In Study 1, we selected and validated a set of stimuli for studying fear responses in social and specific (blood and spider) fearful individuals. The results of this study revealed that pictures depicting small animal, as well as social-exposure and blood/injection scene, were assessed as being more fear-evoking, arousing, and unpleasant by the corresponding fear groups than by nonfearful controls. Interestingly, neutral pictures were also assessed as being more arousing and fear-evoking in the social and blood fear groups, suggesting that in a fear-relevant context these participants might tend to assess all of the stimulus materials as being more arousing and fear-evoking, a tendency that might have affected the results of our validation study. As expected, blood/injection pictures were rated as being more unpleasant and fear-evoking in the blood/injection than in the other fear groups.
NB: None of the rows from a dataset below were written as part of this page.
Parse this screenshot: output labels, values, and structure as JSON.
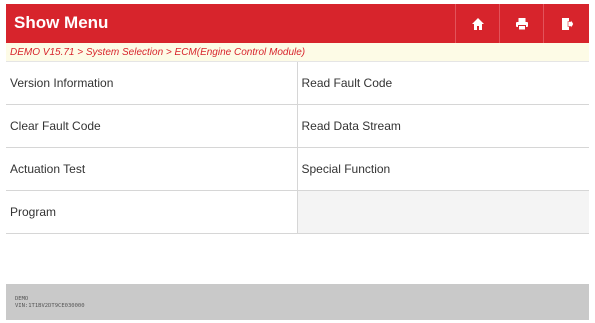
{
  "header": {
    "title": "Show Menu",
    "icons": [
      "home-icon",
      "print-icon",
      "exit-icon"
    ],
    "accent_color": "#d7242c"
  },
  "breadcrumb": "DEMO V15.71 > System Selection > ECM(Engine Control Module)",
  "menu": {
    "rows": [
      [
        "Version Information",
        "Read Fault Code"
      ],
      [
        "Clear Fault Code",
        "Read Data Stream"
      ],
      [
        "Actuation Test",
        "Special Function"
      ],
      [
        "Program",
        ""
      ]
    ]
  },
  "footer": {
    "line1": "DEMO",
    "line2": "VIN:1T1BV2DT9CE030000"
  }
}
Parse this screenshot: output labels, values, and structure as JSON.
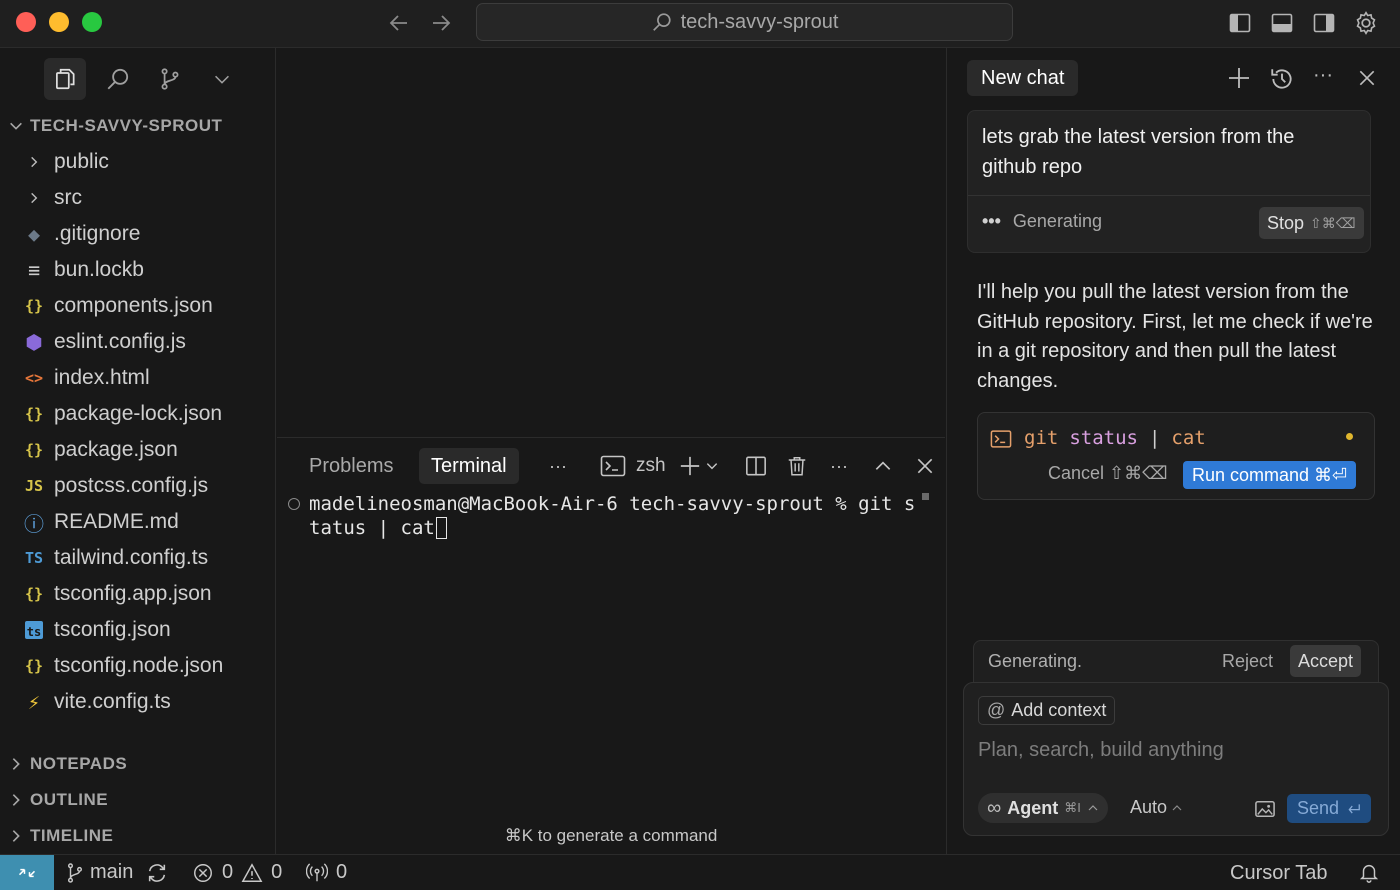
{
  "titlebar": {
    "search_text": "tech-savvy-sprout",
    "colors": {
      "close": "#ff5f57",
      "minimize": "#febc2e",
      "maximize": "#28c840"
    }
  },
  "sidebar": {
    "project_title": "TECH-SAVVY-SPROUT",
    "items": [
      {
        "label": "public",
        "icon": "chevron-right-icon",
        "type": "folder"
      },
      {
        "label": "src",
        "icon": "chevron-right-icon",
        "type": "folder"
      },
      {
        "label": ".gitignore",
        "icon": "git-icon",
        "glyph": "◆",
        "color": "#6c7a89"
      },
      {
        "label": "bun.lockb",
        "icon": "lines-icon",
        "glyph": "≡",
        "color": "#cccccc"
      },
      {
        "label": "components.json",
        "icon": "json-icon",
        "glyph": "{}",
        "color": "#d6c44a"
      },
      {
        "label": "eslint.config.js",
        "icon": "eslint-icon",
        "glyph": "⬢",
        "color": "#8a6ad9"
      },
      {
        "label": "index.html",
        "icon": "html-icon",
        "glyph": "<>",
        "color": "#e5763a"
      },
      {
        "label": "package-lock.json",
        "icon": "json-icon",
        "glyph": "{}",
        "color": "#d6c44a"
      },
      {
        "label": "package.json",
        "icon": "json-icon",
        "glyph": "{}",
        "color": "#d6c44a"
      },
      {
        "label": "postcss.config.js",
        "icon": "js-icon",
        "glyph": "JS",
        "color": "#d6c44a"
      },
      {
        "label": "README.md",
        "icon": "info-icon",
        "glyph": "ⓘ",
        "color": "#5fa2dd"
      },
      {
        "label": "tailwind.config.ts",
        "icon": "ts-icon",
        "glyph": "TS",
        "color": "#4e9bd6"
      },
      {
        "label": "tsconfig.app.json",
        "icon": "json-icon",
        "glyph": "{}",
        "color": "#d6c44a"
      },
      {
        "label": "tsconfig.json",
        "icon": "ts-box-icon",
        "glyph": "ts",
        "color": "#4e9bd6"
      },
      {
        "label": "tsconfig.node.json",
        "icon": "json-icon",
        "glyph": "{}",
        "color": "#d6c44a"
      },
      {
        "label": "vite.config.ts",
        "icon": "lightning-icon",
        "glyph": "⚡",
        "color": "#f0c73a"
      }
    ],
    "sections": [
      "NOTEPADS",
      "OUTLINE",
      "TIMELINE"
    ]
  },
  "panel": {
    "tabs": [
      "Problems",
      "Terminal"
    ],
    "active_tab": "Terminal",
    "more": "···",
    "shell": "zsh",
    "terminal_line1": "madelineosman@MacBook-Air-6 tech-savvy-sprout % git s",
    "terminal_line2": "tatus | cat",
    "hint": "⌘K to generate a command"
  },
  "chat": {
    "tab_label": "New chat",
    "user_message": "lets grab the latest version from the github repo",
    "generating_label": "Generating",
    "stop_label": "Stop",
    "stop_shortcut": "⇧⌘⌫",
    "assistant_message": "I'll help you pull the latest version from the GitHub repository. First, let me check if we're in a git repository and then pull the latest changes.",
    "command": {
      "git": "git",
      "status": "status",
      "pipe": "|",
      "cat": "cat"
    },
    "cancel_label": "Cancel ⇧⌘⌫",
    "run_label": "Run command ⌘⏎",
    "gen_status": "Generating.",
    "reject_label": "Reject",
    "accept_label": "Accept",
    "add_context": "Add context",
    "input_placeholder": "Plan, search, build anything",
    "agent_label": "Agent",
    "agent_shortcut": "⌘I",
    "auto_label": "Auto",
    "send_label": "Send"
  },
  "statusbar": {
    "branch": "main",
    "errors": "0",
    "warnings": "0",
    "broadcast": "0",
    "cursor_tab": "Cursor Tab"
  }
}
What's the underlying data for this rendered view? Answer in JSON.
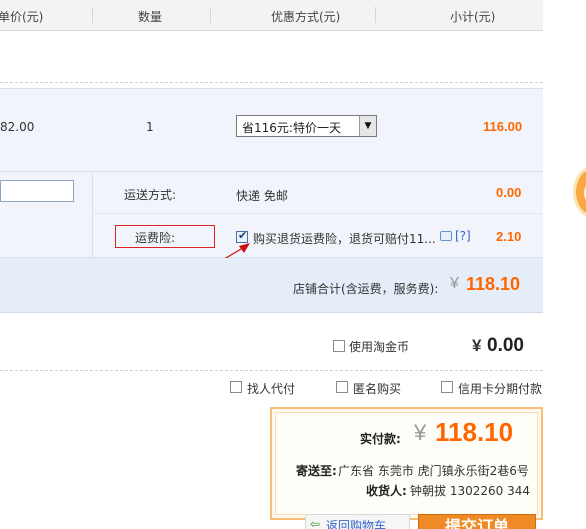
{
  "header": {
    "col_price": "单价(元)",
    "col_qty": "数量",
    "col_discount": "优惠方式(元)",
    "col_subtotal": "小计(元)"
  },
  "item": {
    "price": "82.00",
    "qty": "1",
    "discount_selected": "省116元:特价一天",
    "subtotal": "116.00"
  },
  "shipping": {
    "method_label": "运送方式:",
    "method_value": "快递 免邮",
    "method_fee": "0.00",
    "insurance_label": "运费险:",
    "insurance_text": "购买退货运费险，退货可赔付11...",
    "insurance_help": "[?]",
    "insurance_fee": "2.10",
    "insurance_checked": true
  },
  "store_total": {
    "label": "店铺合计(含运费，服务费):",
    "currency": "¥",
    "amount": "118.10"
  },
  "taojinbi": {
    "label": "使用淘金币",
    "currency": "¥",
    "amount": "0.00"
  },
  "options": {
    "proxy_pay": "找人代付",
    "anonymous": "匿名购买",
    "installment": "信用卡分期付款"
  },
  "payment": {
    "label": "实付款:",
    "currency": "¥",
    "amount": "118.10",
    "ship_to_label": "寄送至:",
    "ship_to_value": "广东省 东莞市 虎门镇永乐街2巷6号",
    "receiver_label": "收货人:",
    "receiver_value": "钟朝拔 1302260 344"
  },
  "actions": {
    "back_to_cart": "返回购物车",
    "submit_order": "提交订单"
  },
  "colors": {
    "accent": "#ff6600",
    "annotation": "#dd2222",
    "panel": "#f1f5fb"
  }
}
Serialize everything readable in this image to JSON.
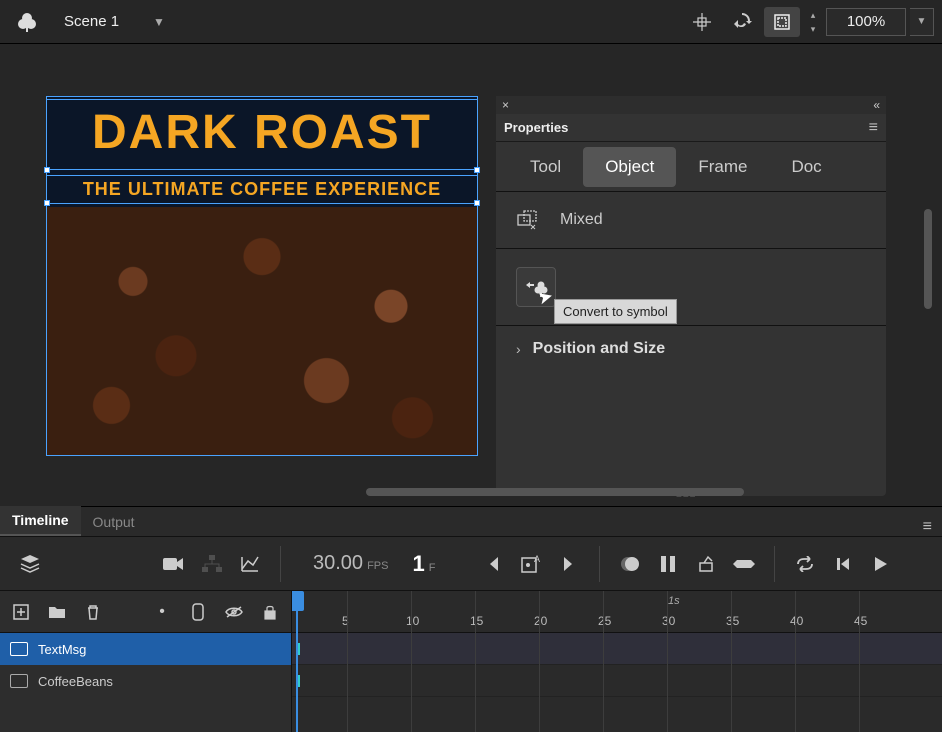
{
  "topbar": {
    "scene_label": "Scene 1",
    "zoom": "100%"
  },
  "canvas": {
    "title": "DARK ROAST",
    "subtitle": "THE ULTIMATE COFFEE EXPERIENCE"
  },
  "properties": {
    "panel_title": "Properties",
    "tabs": {
      "tool": "Tool",
      "object": "Object",
      "frame": "Frame",
      "doc": "Doc"
    },
    "mixed_label": "Mixed",
    "tooltip": "Convert to symbol",
    "position_size": "Position and Size"
  },
  "timeline": {
    "tabs": {
      "timeline": "Timeline",
      "output": "Output"
    },
    "fps": "30.00",
    "fps_label": "FPS",
    "frame": "1",
    "frame_label": "F",
    "ruler_sec": "1s",
    "ruler_ticks": [
      "5",
      "10",
      "15",
      "20",
      "25",
      "30",
      "35",
      "40",
      "45"
    ],
    "layers": [
      {
        "name": "TextMsg"
      },
      {
        "name": "CoffeeBeans"
      }
    ]
  }
}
Fear and valence (but not arousal) ratings for small-animal pictures were also shown to differentiate between the small-animal and the other fear groups. Pictures depicting social-exposure scenes were rated as being more arousing, fear-evoking, and unpleasant in the social than in the small-animal fearful participants. At the same time, the social and blood/injection fear groups did not differ in their arousal and fear ratings for social-exposure pictures.
Overall, our findings revealed several weaknesses of the initially selected picture set. First, the subset of small-animal pictures was assessed as being similarly arousing by the three fear groups, and a thorough examination revealed that the group effects were unstable across different subcategories of small animals, suggesting that small-animal phobia cannot be treated homogeneously. As a consequence, we decided that the resulting picture set would only include the pictures depicting spiders and bugs that were shown to best discriminate between the small-animal and the other fear groups (see Table 2). Second, we found no difference between the social and BII fear groups with regard to their arousal and fear ratings for social-exposure pictures. This was mostly related to the fact that the BII individuals were particularly sensitive to those social-exposure photographs that depicted some forms of violence (e.g., being teased or one person bullying another). In fact, previous findings had revealed that BII fearful people avoid violent movies/games due to their association with blood and injuries (Ritz & Meuert, 2014). However, selecting only social-exposure pictures that were assessed with greater fear and/or arousal ratings by social-fearful participants did not meaningfully improve the pictures’ ability to discriminate between the social and blood/injection fear groups. Nonetheless, in the social fear group the selected set of social-exposure pictures was assessed as being more arousing and fear-evoking than the pictures depicting angry faces. Third, the ratings demonstrated that the three fear groups were emotionally more affected by neutral photographs than were the nonfearful controls. Considering the fact that threat was more likely to occur for fearful participants in this study, we suggest that this effect may reflect the greater overall arousal experienced by the fear groups and might be reduced by including a greater number of neutral pictures.